WORK TO COMPLETE: The entries below are to be repeated exactly, and their pictures left out.

GIVEN RECORDS:

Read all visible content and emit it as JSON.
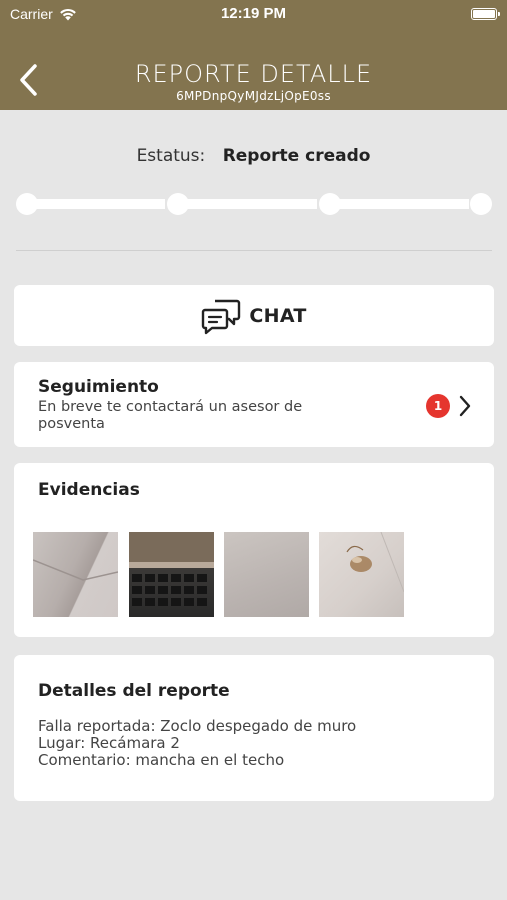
{
  "status_bar": {
    "carrier": "Carrier",
    "time": "12:19 PM"
  },
  "nav": {
    "title": "REPORTE DETALLE",
    "subtitle": "6MPDnpQyMJdzLjOpE0ss",
    "back_icon": "chevron-left-icon"
  },
  "status": {
    "label": "Estatus:",
    "value": "Reporte creado",
    "steps_total": 4,
    "steps_completed": 0
  },
  "chat": {
    "label": "CHAT",
    "icon": "chat-bubbles-icon"
  },
  "seguimiento": {
    "title": "Seguimiento",
    "text": "En breve te contactará un asesor de posventa",
    "badge": "1",
    "chevron_icon": "chevron-right-icon"
  },
  "evidencias": {
    "title": "Evidencias",
    "photos": [
      "wall-corner-photo",
      "laptop-keyboard-photo",
      "wall-photo",
      "ceiling-stain-photo"
    ]
  },
  "detalles": {
    "title": "Detalles del reporte",
    "lines": [
      "Falla reportada: Zoclo despegado de muro",
      "Lugar: Recámara 2",
      "Comentario: mancha en el techo"
    ]
  },
  "colors": {
    "header": "#83744f",
    "background": "#e6e6e6",
    "badge": "#e5352e"
  }
}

TASK ANSWER:
Read all visible content and emit it as JSON.
{
  "status_bar": {
    "carrier": "Carrier",
    "time": "12:19 PM"
  },
  "nav": {
    "title": "REPORTE DETALLE",
    "subtitle": "6MPDnpQyMJdzLjOpE0ss",
    "back_icon": "chevron-left-icon"
  },
  "status": {
    "label": "Estatus:",
    "value": "Reporte creado",
    "steps_total": 4,
    "steps_completed": 0
  },
  "chat": {
    "label": "CHAT",
    "icon": "chat-bubbles-icon"
  },
  "seguimiento": {
    "title": "Seguimiento",
    "text": "En breve te contactará un asesor de posventa",
    "badge": "1",
    "chevron_icon": "chevron-right-icon"
  },
  "evidencias": {
    "title": "Evidencias",
    "photos": [
      "wall-corner-photo",
      "laptop-keyboard-photo",
      "wall-photo",
      "ceiling-stain-photo"
    ]
  },
  "detalles": {
    "title": "Detalles del reporte",
    "lines": [
      "Falla reportada: Zoclo despegado de muro",
      "Lugar: Recámara 2",
      "Comentario: mancha en el techo"
    ]
  },
  "colors": {
    "header": "#83744f",
    "background": "#e6e6e6",
    "badge": "#e5352e"
  }
}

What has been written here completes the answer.